I don’t have time for time management. 20 years ago I completed a well-respected time management course; I remember being inordinately impressed with the methodology and immediately started managing my daily diary entries.
But as quickly as I got it, I lost it again. As much as I appreciated the concept I couldn’t maintain a system that neither maximised my strengths or supported my weaknesses; of which there are many.
When it comes to tracking, measuring and reporting, I’m not a natural. But as luck would have it, there are tools out there that do the grunt work for you.
Digging through data
How much time have you spent looking for files? Those few seconds it takes for you to organise your documents correctly now will save you time and stress later on. Imagine typing a keyword or applying a filter to access the information you need in a flash.
If you are looking for a robust, powerful library application, Microsoft SharePoint is worth considering. You can set up customised views and filters according to how you want to sort information; adding metadata will make your documents even easier to find and organise.
Office 365 is another time-saving solution, not just for searching but also managing documents that have multiple authors, iterations and an approval matrix. You don’t have to spend hours chasing, pulling or pushing information ... it's all tracked for you.
To do lists
The key is to keep them small and straightforward. Remember this is about time and motivation; the more frequently you can experience a sense of progress, feel productive and see results, the less time you will spend procrastinating.
Are you a list person?
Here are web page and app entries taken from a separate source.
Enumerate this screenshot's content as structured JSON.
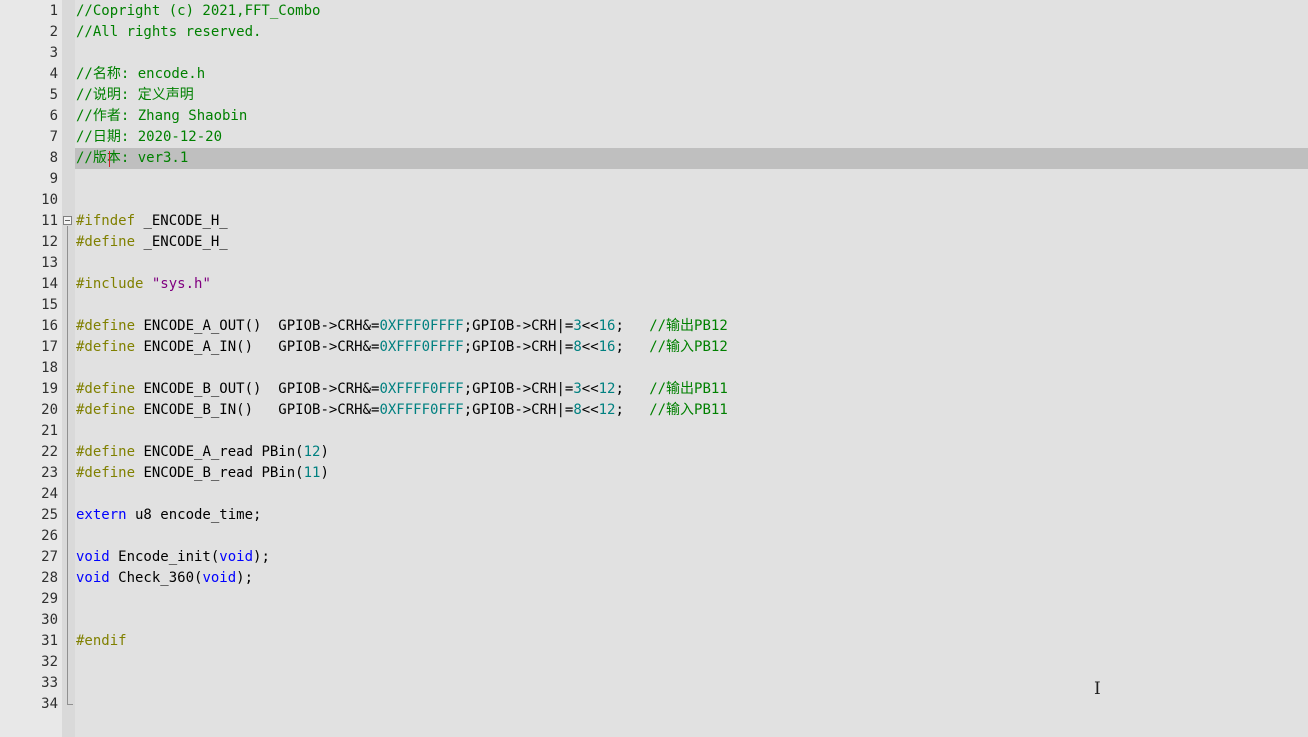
{
  "colors": {
    "comment": "#008000",
    "preprocessor": "#808000",
    "keyword": "#0000ff",
    "number": "#008080",
    "string": "#800080",
    "default": "#000000",
    "current_line": "#bfbfbf"
  },
  "editor": {
    "current_line": 8,
    "fold_start_line": 11,
    "fold_end_line": 34,
    "mouse_cursor_icon": "text-ibeam-icon",
    "fold_icon": "fold-collapse-icon"
  },
  "lines": [
    {
      "n": "1",
      "tokens": [
        {
          "t": "comment",
          "v": "//Copright (c) 2021,FFT_Combo"
        }
      ]
    },
    {
      "n": "2",
      "tokens": [
        {
          "t": "comment",
          "v": "//All rights reserved."
        }
      ]
    },
    {
      "n": "3",
      "tokens": []
    },
    {
      "n": "4",
      "tokens": [
        {
          "t": "comment",
          "v": "//名称: encode.h"
        }
      ]
    },
    {
      "n": "5",
      "tokens": [
        {
          "t": "comment",
          "v": "//说明: 定义声明"
        }
      ]
    },
    {
      "n": "6",
      "tokens": [
        {
          "t": "comment",
          "v": "//作者: Zhang Shaobin"
        }
      ]
    },
    {
      "n": "7",
      "tokens": [
        {
          "t": "comment",
          "v": "//日期: 2020-12-20"
        }
      ]
    },
    {
      "n": "8",
      "tokens": [
        {
          "t": "comment",
          "v": "//版本: ver3.1"
        }
      ]
    },
    {
      "n": "9",
      "tokens": []
    },
    {
      "n": "10",
      "tokens": []
    },
    {
      "n": "11",
      "tokens": [
        {
          "t": "preprocessor",
          "v": "#ifndef"
        },
        {
          "t": "default",
          "v": " _ENCODE_H_"
        }
      ]
    },
    {
      "n": "12",
      "tokens": [
        {
          "t": "preprocessor",
          "v": "#define"
        },
        {
          "t": "default",
          "v": " _ENCODE_H_"
        }
      ]
    },
    {
      "n": "13",
      "tokens": []
    },
    {
      "n": "14",
      "tokens": [
        {
          "t": "preprocessor",
          "v": "#include"
        },
        {
          "t": "default",
          "v": " "
        },
        {
          "t": "string",
          "v": "\"sys.h\""
        }
      ]
    },
    {
      "n": "15",
      "tokens": []
    },
    {
      "n": "16",
      "tokens": [
        {
          "t": "preprocessor",
          "v": "#define"
        },
        {
          "t": "default",
          "v": " ENCODE_A_OUT()  GPIOB->CRH&="
        },
        {
          "t": "number",
          "v": "0XFFF0FFFF"
        },
        {
          "t": "default",
          "v": ";GPIOB->CRH|="
        },
        {
          "t": "number",
          "v": "3"
        },
        {
          "t": "default",
          "v": "<<"
        },
        {
          "t": "number",
          "v": "16"
        },
        {
          "t": "default",
          "v": ";   "
        },
        {
          "t": "comment",
          "v": "//输出PB12"
        }
      ]
    },
    {
      "n": "17",
      "tokens": [
        {
          "t": "preprocessor",
          "v": "#define"
        },
        {
          "t": "default",
          "v": " ENCODE_A_IN()   GPIOB->CRH&="
        },
        {
          "t": "number",
          "v": "0XFFF0FFFF"
        },
        {
          "t": "default",
          "v": ";GPIOB->CRH|="
        },
        {
          "t": "number",
          "v": "8"
        },
        {
          "t": "default",
          "v": "<<"
        },
        {
          "t": "number",
          "v": "16"
        },
        {
          "t": "default",
          "v": ";   "
        },
        {
          "t": "comment",
          "v": "//输入PB12"
        }
      ]
    },
    {
      "n": "18",
      "tokens": []
    },
    {
      "n": "19",
      "tokens": [
        {
          "t": "preprocessor",
          "v": "#define"
        },
        {
          "t": "default",
          "v": " ENCODE_B_OUT()  GPIOB->CRH&="
        },
        {
          "t": "number",
          "v": "0XFFFF0FFF"
        },
        {
          "t": "default",
          "v": ";GPIOB->CRH|="
        },
        {
          "t": "number",
          "v": "3"
        },
        {
          "t": "default",
          "v": "<<"
        },
        {
          "t": "number",
          "v": "12"
        },
        {
          "t": "default",
          "v": ";   "
        },
        {
          "t": "comment",
          "v": "//输出PB11"
        }
      ]
    },
    {
      "n": "20",
      "tokens": [
        {
          "t": "preprocessor",
          "v": "#define"
        },
        {
          "t": "default",
          "v": " ENCODE_B_IN()   GPIOB->CRH&="
        },
        {
          "t": "number",
          "v": "0XFFFF0FFF"
        },
        {
          "t": "default",
          "v": ";GPIOB->CRH|="
        },
        {
          "t": "number",
          "v": "8"
        },
        {
          "t": "default",
          "v": "<<"
        },
        {
          "t": "number",
          "v": "12"
        },
        {
          "t": "default",
          "v": ";   "
        },
        {
          "t": "comment",
          "v": "//输入PB11"
        }
      ]
    },
    {
      "n": "21",
      "tokens": []
    },
    {
      "n": "22",
      "tokens": [
        {
          "t": "preprocessor",
          "v": "#define"
        },
        {
          "t": "default",
          "v": " ENCODE_A_read PBin("
        },
        {
          "t": "number",
          "v": "12"
        },
        {
          "t": "default",
          "v": ")"
        }
      ]
    },
    {
      "n": "23",
      "tokens": [
        {
          "t": "preprocessor",
          "v": "#define"
        },
        {
          "t": "default",
          "v": " ENCODE_B_read PBin("
        },
        {
          "t": "number",
          "v": "11"
        },
        {
          "t": "default",
          "v": ")"
        }
      ]
    },
    {
      "n": "24",
      "tokens": []
    },
    {
      "n": "25",
      "tokens": [
        {
          "t": "keyword",
          "v": "extern"
        },
        {
          "t": "default",
          "v": " u8 encode_time;"
        }
      ]
    },
    {
      "n": "26",
      "tokens": []
    },
    {
      "n": "27",
      "tokens": [
        {
          "t": "keyword",
          "v": "void"
        },
        {
          "t": "default",
          "v": " Encode_init("
        },
        {
          "t": "keyword",
          "v": "void"
        },
        {
          "t": "default",
          "v": ");"
        }
      ]
    },
    {
      "n": "28",
      "tokens": [
        {
          "t": "keyword",
          "v": "void"
        },
        {
          "t": "default",
          "v": " Check_360("
        },
        {
          "t": "keyword",
          "v": "void"
        },
        {
          "t": "default",
          "v": ");"
        }
      ]
    },
    {
      "n": "29",
      "tokens": []
    },
    {
      "n": "30",
      "tokens": []
    },
    {
      "n": "31",
      "tokens": [
        {
          "t": "preprocessor",
          "v": "#endif"
        }
      ]
    },
    {
      "n": "32",
      "tokens": []
    },
    {
      "n": "33",
      "tokens": []
    },
    {
      "n": "34",
      "tokens": []
    }
  ]
}
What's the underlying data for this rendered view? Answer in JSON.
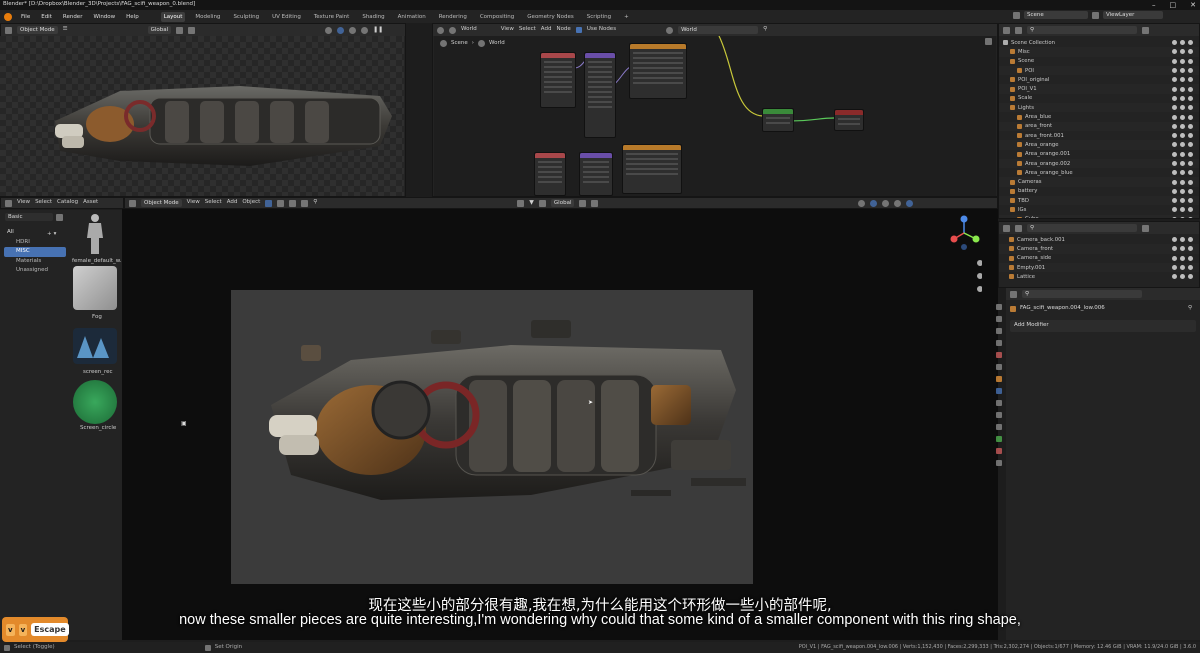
{
  "window": {
    "title": "Blender* [D:\\Dropbox\\Blender_3D\\Projects\\FAG_scifi_weapon_0.blend]"
  },
  "menu": [
    "File",
    "Edit",
    "Render",
    "Window",
    "Help"
  ],
  "workspaces": [
    "Layout",
    "Modeling",
    "Sculpting",
    "UV Editing",
    "Texture Paint",
    "Shading",
    "Animation",
    "Rendering",
    "Compositing",
    "Geometry Nodes",
    "Scripting"
  ],
  "active_workspace": "Layout",
  "top_left_header": {
    "mode": "Object Mode",
    "orientation": "Global"
  },
  "node_header": {
    "world_label": "World",
    "menus": [
      "View",
      "Select",
      "Add",
      "Node"
    ],
    "use_nodes": "Use Nodes",
    "world_name": "World"
  },
  "node_breadcrumb": {
    "scene": "Scene",
    "world": "World"
  },
  "scene_selector": {
    "scene": "Scene",
    "view_layer": "ViewLayer"
  },
  "outliner": [
    {
      "label": "Scene Collection",
      "depth": 0
    },
    {
      "label": "Misc",
      "depth": 1
    },
    {
      "label": "Scene",
      "depth": 1
    },
    {
      "label": "POI",
      "depth": 2
    },
    {
      "label": "POI_original",
      "depth": 1
    },
    {
      "label": "POI_V1",
      "depth": 1
    },
    {
      "label": "Scale",
      "depth": 1
    },
    {
      "label": "Lights",
      "depth": 1
    },
    {
      "label": "Area_blue",
      "depth": 2
    },
    {
      "label": "area_front",
      "depth": 2
    },
    {
      "label": "area_front.001",
      "depth": 2
    },
    {
      "label": "Area_orange",
      "depth": 2
    },
    {
      "label": "Area_orange.001",
      "depth": 2
    },
    {
      "label": "Area_orange.002",
      "depth": 2
    },
    {
      "label": "Area_orange_blue",
      "depth": 2
    },
    {
      "label": "Cameras",
      "depth": 1
    },
    {
      "label": "battery",
      "depth": 1
    },
    {
      "label": "TBD",
      "depth": 1
    },
    {
      "label": "IGs",
      "depth": 1
    },
    {
      "label": "Cube",
      "depth": 2
    }
  ],
  "outliner2": [
    {
      "label": "Camera_back.001"
    },
    {
      "label": "Camera_front"
    },
    {
      "label": "Camera_side"
    },
    {
      "label": "Empty.001"
    },
    {
      "label": "Lattice"
    }
  ],
  "asset_browser": {
    "menus": [
      "View",
      "Select",
      "Catalog",
      "Asset"
    ],
    "library": "Basic",
    "catalogs": [
      "All",
      "HDRI",
      "MISC",
      "Materials",
      "Unassigned"
    ],
    "active_catalog": "MISC",
    "assets": [
      "female_default_w...",
      "Fog",
      "screen_rec",
      "Screen_circle"
    ]
  },
  "viewport_header": {
    "mode": "Object Mode",
    "menus": [
      "View",
      "Select",
      "Add",
      "Object"
    ],
    "orientation": "Global"
  },
  "properties": {
    "object_name": "FAG_scifi_weapon.004_low.006",
    "add_modifier": "Add Modifier"
  },
  "subtitles": {
    "zh": "现在这些小的部分很有趣,我在想,为什么能用这个环形做一些小的部件呢,",
    "en": "now these smaller pieces are quite interesting,I'm wondering why could that some kind of a smaller component with this ring shape,"
  },
  "keypress": {
    "keys": [
      "v",
      "v"
    ],
    "label": "Escape"
  },
  "statusbar": {
    "left": "Select (Toggle)",
    "middle": "Set Origin",
    "right": "POI_V1 | FAG_scifi_weapon.004_low.006 | Verts:1,152,430 | Faces:2,299,333 | Tris:2,302,274 | Objects:1/677 | Memory: 12.46 GiB | VRAM: 11.9/24.0 GiB | 3.6.0"
  },
  "colors": {
    "accent": "#4772b3",
    "escape_badge": "#e38a2b",
    "background": "#1d1d1d"
  }
}
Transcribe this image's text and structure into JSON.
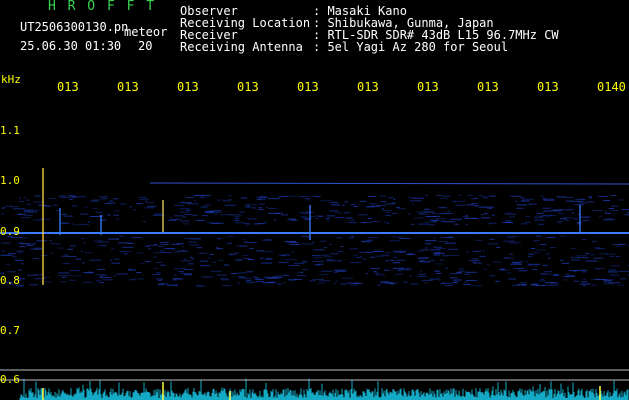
{
  "header": {
    "brand": "H R O F F T",
    "filename": "UT2506300130.pn",
    "datetime": "25.06.30 01:30",
    "label": "meteor",
    "count": "20"
  },
  "info": [
    {
      "label": "Observer",
      "value": ": Masaki Kano"
    },
    {
      "label": "Receiving Location",
      "value": ": Shibukawa, Gunma, Japan"
    },
    {
      "label": "Receiver",
      "value": ": RTL-SDR SDR# 43dB L15 96.7MHz CW"
    },
    {
      "label": "Receiving Antenna",
      "value": ": 5el Yagi Az 280 for Seoul"
    }
  ],
  "axis": {
    "unit": "kHz",
    "y_ticks": [
      "1.1",
      "1.0",
      "0.9",
      "0.8",
      "0.7",
      "0.6"
    ],
    "x_ticks": [
      "013",
      "013",
      "013",
      "013",
      "013",
      "013",
      "013",
      "013",
      "013",
      "0140"
    ]
  },
  "colors": {
    "background": "#000000",
    "header_green": "#39d353",
    "tick_yellow": "#ffff00",
    "signal_blue": "#2a5cff",
    "spectrum_cyan": "#18c8e8"
  }
}
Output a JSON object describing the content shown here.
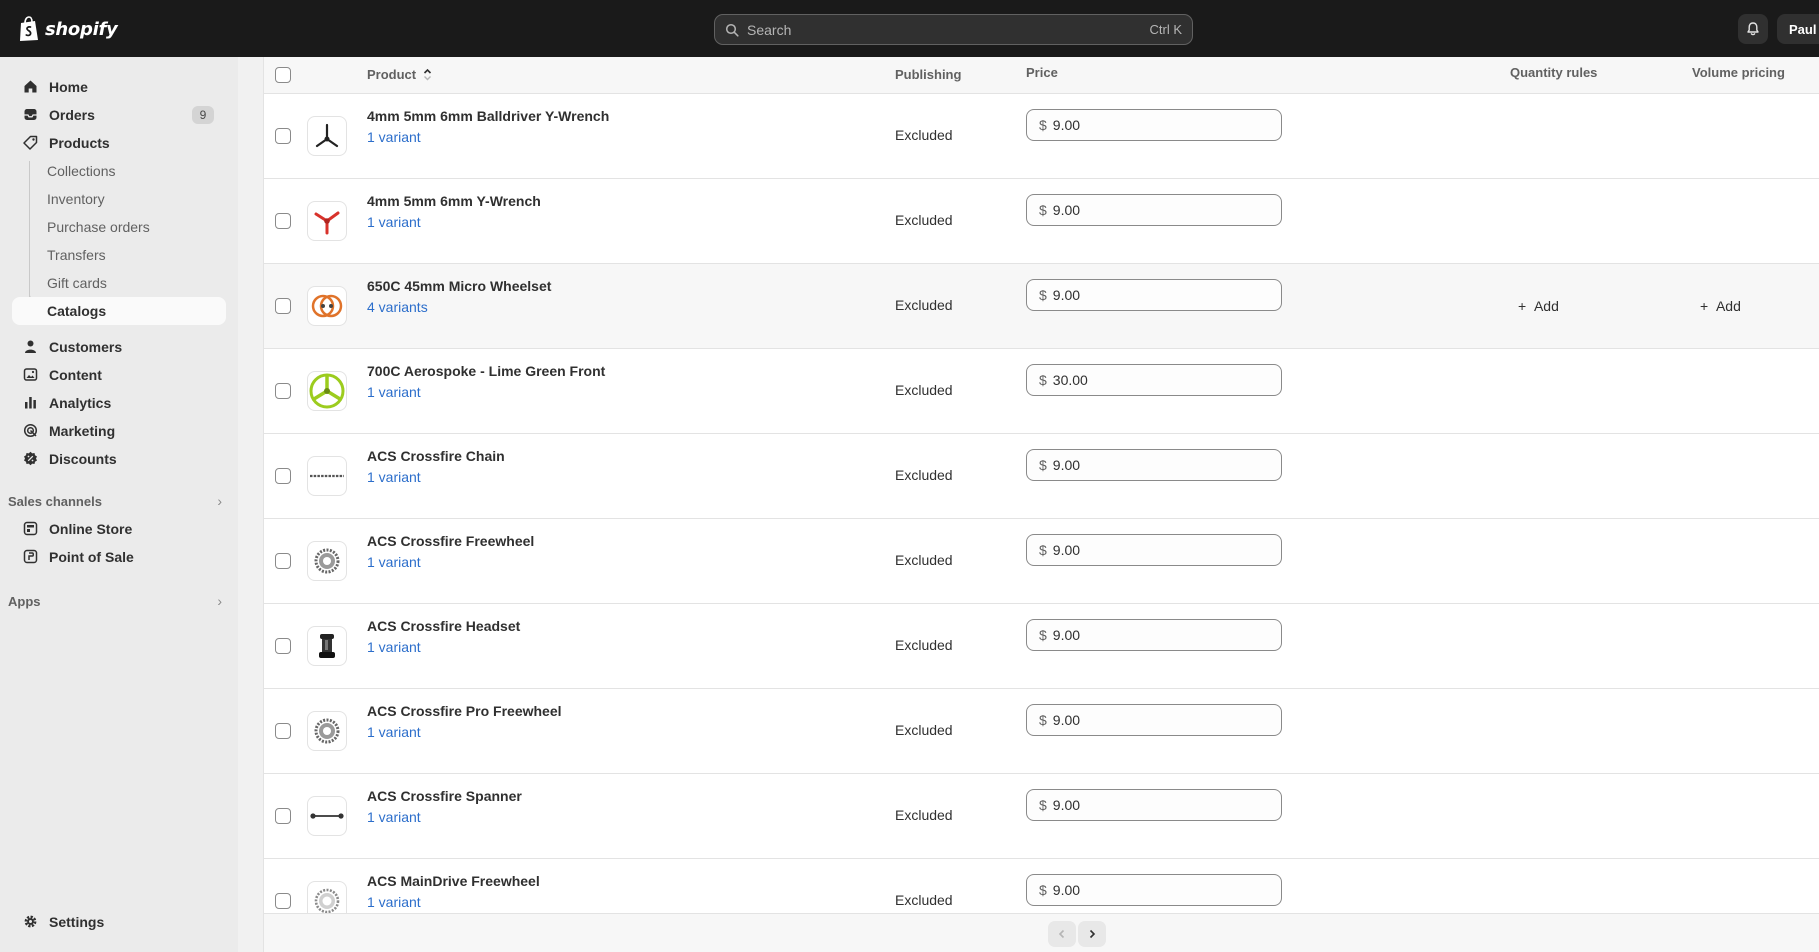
{
  "brand": {
    "name": "shopify"
  },
  "search": {
    "placeholder": "Search",
    "shortcut": "Ctrl K"
  },
  "user": {
    "name": "Paul R"
  },
  "sidebar": {
    "main": [
      {
        "label": "Home",
        "icon": "home-icon"
      },
      {
        "label": "Orders",
        "icon": "inbox-icon",
        "badge": "9"
      },
      {
        "label": "Products",
        "icon": "tag-icon"
      }
    ],
    "products_sub": [
      "Collections",
      "Inventory",
      "Purchase orders",
      "Transfers",
      "Gift cards",
      "Catalogs"
    ],
    "more": [
      {
        "label": "Customers",
        "icon": "person-icon"
      },
      {
        "label": "Content",
        "icon": "content-icon"
      },
      {
        "label": "Analytics",
        "icon": "bar-chart-icon"
      },
      {
        "label": "Marketing",
        "icon": "target-icon"
      },
      {
        "label": "Discounts",
        "icon": "discount-icon"
      }
    ],
    "sales_channels_label": "Sales channels",
    "channels": [
      {
        "label": "Online Store",
        "icon": "store-icon"
      },
      {
        "label": "Point of Sale",
        "icon": "pos-icon"
      }
    ],
    "apps_label": "Apps",
    "settings_label": "Settings"
  },
  "table": {
    "headers": {
      "product": "Product",
      "publishing": "Publishing",
      "price": "Price",
      "quantity_rules": "Quantity rules",
      "volume_pricing": "Volume pricing"
    },
    "add_label": "Add",
    "rows": [
      {
        "name": "4mm 5mm 6mm Balldriver Y-Wrench",
        "variants": "1 variant",
        "publishing": "Excluded",
        "currency": "$",
        "price": "9.00",
        "thumb": "ywrench-black"
      },
      {
        "name": "4mm 5mm 6mm Y-Wrench",
        "variants": "1 variant",
        "publishing": "Excluded",
        "currency": "$",
        "price": "9.00",
        "thumb": "ywrench-red"
      },
      {
        "name": "650C 45mm Micro Wheelset",
        "variants": "4 variants",
        "publishing": "Excluded",
        "currency": "$",
        "price": "9.00",
        "thumb": "wheelset"
      },
      {
        "name": "700C Aerospoke - Lime Green Front",
        "variants": "1 variant",
        "publishing": "Excluded",
        "currency": "$",
        "price": "30.00",
        "thumb": "aerospoke"
      },
      {
        "name": "ACS Crossfire Chain",
        "variants": "1 variant",
        "publishing": "Excluded",
        "currency": "$",
        "price": "9.00",
        "thumb": "chain"
      },
      {
        "name": "ACS Crossfire Freewheel",
        "variants": "1 variant",
        "publishing": "Excluded",
        "currency": "$",
        "price": "9.00",
        "thumb": "freewheel"
      },
      {
        "name": "ACS Crossfire Headset",
        "variants": "1 variant",
        "publishing": "Excluded",
        "currency": "$",
        "price": "9.00",
        "thumb": "headset"
      },
      {
        "name": "ACS Crossfire Pro Freewheel",
        "variants": "1 variant",
        "publishing": "Excluded",
        "currency": "$",
        "price": "9.00",
        "thumb": "freewheel"
      },
      {
        "name": "ACS Crossfire Spanner",
        "variants": "1 variant",
        "publishing": "Excluded",
        "currency": "$",
        "price": "9.00",
        "thumb": "spanner"
      },
      {
        "name": "ACS MainDrive Freewheel",
        "variants": "1 variant",
        "publishing": "Excluded",
        "currency": "$",
        "price": "9.00",
        "thumb": "freewheel-light"
      }
    ]
  },
  "colors": {
    "topbar": "#1a1a1a",
    "sidebar": "#ebebeb",
    "link": "#2c6ecb",
    "lime": "#9ccc1e",
    "red": "#d8322b"
  }
}
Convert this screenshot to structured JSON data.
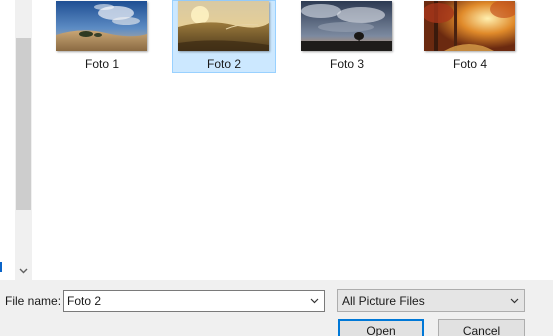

If you are an ISTJ Myers Briggs personality type, lists are your lifeblood and your guilty pleasure; but the rest of us may need a little online assistance.
Asana is a free to do list app that features task categories, tagging options and tons of ways to add info with comment threads for communication purposes. Its easy to use, clean interface makes it a simple online tool to use. There's something hugely satisfying when scoring through a task completed.
Trello, entirely free, comes with all of the basic features of a task management tool as well as a card-based interface where you create drag-and-drop boards to move and prioritise list items. It's a great online list management tool - visual and easy to manage.
Work, rest, work
When faced with a huge mountain of work have you ever felt completely overwhelmed? To avoid stasis (a time devourer), break your work down into manageable chunks and pace yourself.
The Pomodoro technique, developed by Francesco Cirillo in the late 1980s, is a great tool. It's named after the tomato-shaped kitchen timer that Cirillo used for measuring time. His philosophy is simple; frequent breaks improve mental agility, recharge batteries and revive motivation ready to tackle new tasks.
With Pomodoro, tasks are broken up into fixed intervals of time separated by short breaks. A session, or Pomodoro, consists of working for 25 minutes without interruption, followed by a five-minute break; you take a longer break of 20-30 minutes after four Pomodori. Because nothing should interrupt an ongoing Pomodoro, distractions such as social media, email and office gossip are forced to wait.
- Focus Booster, available for desktop and mobile devices, provides an unobtrusive mini timer to monitor and record sessions, create timesheets automatically and generate reports.
- ClearFocus is a mobile app for Android. Free to download and easy to use; you can see what you are working on and review your statistics.
File management, to do lists and timers are just a few of the time management tools available today. Isn't it time you started using them?
Sponsored post. Copyright © 2017 Karen Cave, Netitude.